“Government must go much, much further and completely rewrite our antiquated taxi and PHV laws” says
Last week the Department for Transport finally responded to the independent Working Group report which called for a complete overhaul of taxi and private hire regulation to make it fit for the 21st century. No matter how you look at it – what we got from Government was far from an overhaul. Having sat on the Working Group and pressed the Department to publish its delayed response for months, it’s no surprise that the Government simply cherry-picked the few recommendations which it thinks will be the easiest to introduce. To cut a long story short, the main thing the Government committed to do is consult on new and improved licensing guidelines that local authorities must “have regard to”. It also plans to legislate on national minimum licensing standards “when time allows” and establish a national licensing database – but it’s not exactly the “sweeping” reforms we were promised. Of course, this is a step in the right direction and will help tackle the mishmash of licensing requirements across the country and better protect the public from rogue private hire drivers and operators. However, the Government must go much, much further and completely rewrite our antiquated taxi and PHV laws that pre-date the motor car.
Our mission going forward is to ensure that taxis alone retain the right to be hailed on our streets and on the ranks, but the Government has said that this “grey area” is too difficult to define. They have also tried to dodge giving cities like London the power to cap PHV numbers but have confirmed they will review how the ABBA definition of cross border hiring could work in practice.

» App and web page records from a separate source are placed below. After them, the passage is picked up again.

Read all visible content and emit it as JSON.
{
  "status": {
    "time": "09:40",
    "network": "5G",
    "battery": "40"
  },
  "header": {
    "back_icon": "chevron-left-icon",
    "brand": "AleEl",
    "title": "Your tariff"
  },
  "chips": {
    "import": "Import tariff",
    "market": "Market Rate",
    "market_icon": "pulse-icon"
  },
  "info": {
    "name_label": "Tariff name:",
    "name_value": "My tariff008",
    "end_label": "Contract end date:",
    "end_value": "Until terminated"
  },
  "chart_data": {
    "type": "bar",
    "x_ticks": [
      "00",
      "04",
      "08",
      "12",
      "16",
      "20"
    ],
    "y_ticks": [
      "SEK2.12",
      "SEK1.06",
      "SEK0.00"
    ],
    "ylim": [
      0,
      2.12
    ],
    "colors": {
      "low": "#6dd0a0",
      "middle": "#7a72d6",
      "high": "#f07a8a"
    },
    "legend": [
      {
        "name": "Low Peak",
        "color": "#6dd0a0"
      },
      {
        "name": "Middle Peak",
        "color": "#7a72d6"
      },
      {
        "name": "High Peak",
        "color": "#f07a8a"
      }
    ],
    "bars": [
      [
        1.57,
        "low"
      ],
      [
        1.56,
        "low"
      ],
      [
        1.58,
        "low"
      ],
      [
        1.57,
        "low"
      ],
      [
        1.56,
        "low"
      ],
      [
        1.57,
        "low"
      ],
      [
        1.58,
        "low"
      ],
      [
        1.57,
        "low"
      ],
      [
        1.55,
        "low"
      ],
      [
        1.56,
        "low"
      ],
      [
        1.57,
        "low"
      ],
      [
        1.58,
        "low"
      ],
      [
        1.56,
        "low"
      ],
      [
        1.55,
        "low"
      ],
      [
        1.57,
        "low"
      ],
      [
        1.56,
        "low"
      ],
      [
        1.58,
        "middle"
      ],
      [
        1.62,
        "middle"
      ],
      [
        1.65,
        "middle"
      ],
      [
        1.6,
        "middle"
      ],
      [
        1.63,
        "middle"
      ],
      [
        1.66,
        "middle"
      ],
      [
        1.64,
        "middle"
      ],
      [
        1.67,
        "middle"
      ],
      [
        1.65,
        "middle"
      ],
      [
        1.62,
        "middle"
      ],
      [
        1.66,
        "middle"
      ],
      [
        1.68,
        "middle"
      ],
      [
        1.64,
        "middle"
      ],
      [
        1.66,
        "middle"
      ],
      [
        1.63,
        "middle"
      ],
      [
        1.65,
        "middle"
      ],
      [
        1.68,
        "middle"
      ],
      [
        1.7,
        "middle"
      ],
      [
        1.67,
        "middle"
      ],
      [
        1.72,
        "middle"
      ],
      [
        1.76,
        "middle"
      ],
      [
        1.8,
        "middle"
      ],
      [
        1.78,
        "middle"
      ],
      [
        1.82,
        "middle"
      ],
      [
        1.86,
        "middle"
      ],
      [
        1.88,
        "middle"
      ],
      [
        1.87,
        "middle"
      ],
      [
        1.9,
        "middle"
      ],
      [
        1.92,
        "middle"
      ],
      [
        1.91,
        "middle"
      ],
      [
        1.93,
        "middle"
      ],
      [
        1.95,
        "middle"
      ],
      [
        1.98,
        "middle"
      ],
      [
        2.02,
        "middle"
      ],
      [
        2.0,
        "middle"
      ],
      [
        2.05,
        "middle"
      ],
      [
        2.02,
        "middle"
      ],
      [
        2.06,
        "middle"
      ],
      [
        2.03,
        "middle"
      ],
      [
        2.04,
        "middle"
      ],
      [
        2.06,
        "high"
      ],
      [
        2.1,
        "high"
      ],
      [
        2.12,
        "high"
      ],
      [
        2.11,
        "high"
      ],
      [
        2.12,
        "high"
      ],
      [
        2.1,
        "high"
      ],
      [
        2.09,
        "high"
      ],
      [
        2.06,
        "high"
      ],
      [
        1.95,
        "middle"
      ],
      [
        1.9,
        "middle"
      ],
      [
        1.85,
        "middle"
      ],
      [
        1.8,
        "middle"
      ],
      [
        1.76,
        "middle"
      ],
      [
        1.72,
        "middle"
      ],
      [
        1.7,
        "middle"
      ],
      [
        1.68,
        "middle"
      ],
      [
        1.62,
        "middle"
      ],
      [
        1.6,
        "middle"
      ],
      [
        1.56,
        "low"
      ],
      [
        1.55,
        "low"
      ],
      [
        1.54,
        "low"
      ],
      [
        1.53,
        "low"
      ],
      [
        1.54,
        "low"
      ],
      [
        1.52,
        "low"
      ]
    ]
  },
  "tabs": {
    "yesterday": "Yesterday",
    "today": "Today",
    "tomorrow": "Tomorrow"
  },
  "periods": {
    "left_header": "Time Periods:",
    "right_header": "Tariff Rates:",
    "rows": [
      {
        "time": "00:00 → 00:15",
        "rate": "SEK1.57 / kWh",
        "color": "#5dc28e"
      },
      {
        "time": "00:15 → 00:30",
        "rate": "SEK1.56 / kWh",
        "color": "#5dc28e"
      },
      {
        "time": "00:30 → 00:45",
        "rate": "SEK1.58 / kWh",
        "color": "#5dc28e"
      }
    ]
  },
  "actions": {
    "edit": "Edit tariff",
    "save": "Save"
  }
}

We now need to see exactly what legislation the Government do decide to bring forward and along with Wes Streeting MP, Chair of the All-Party Parliamentary Group on Taxis and all the other members of the APPG we need to look at how we could possibly table amendments to any bills as they progress through parliament. Trade supporter Daniel Zeichner MP is already fighting the trade’s corner with letter to Nusrat Ghani the Parliamentary Under Secretary of State for the Department of Transport.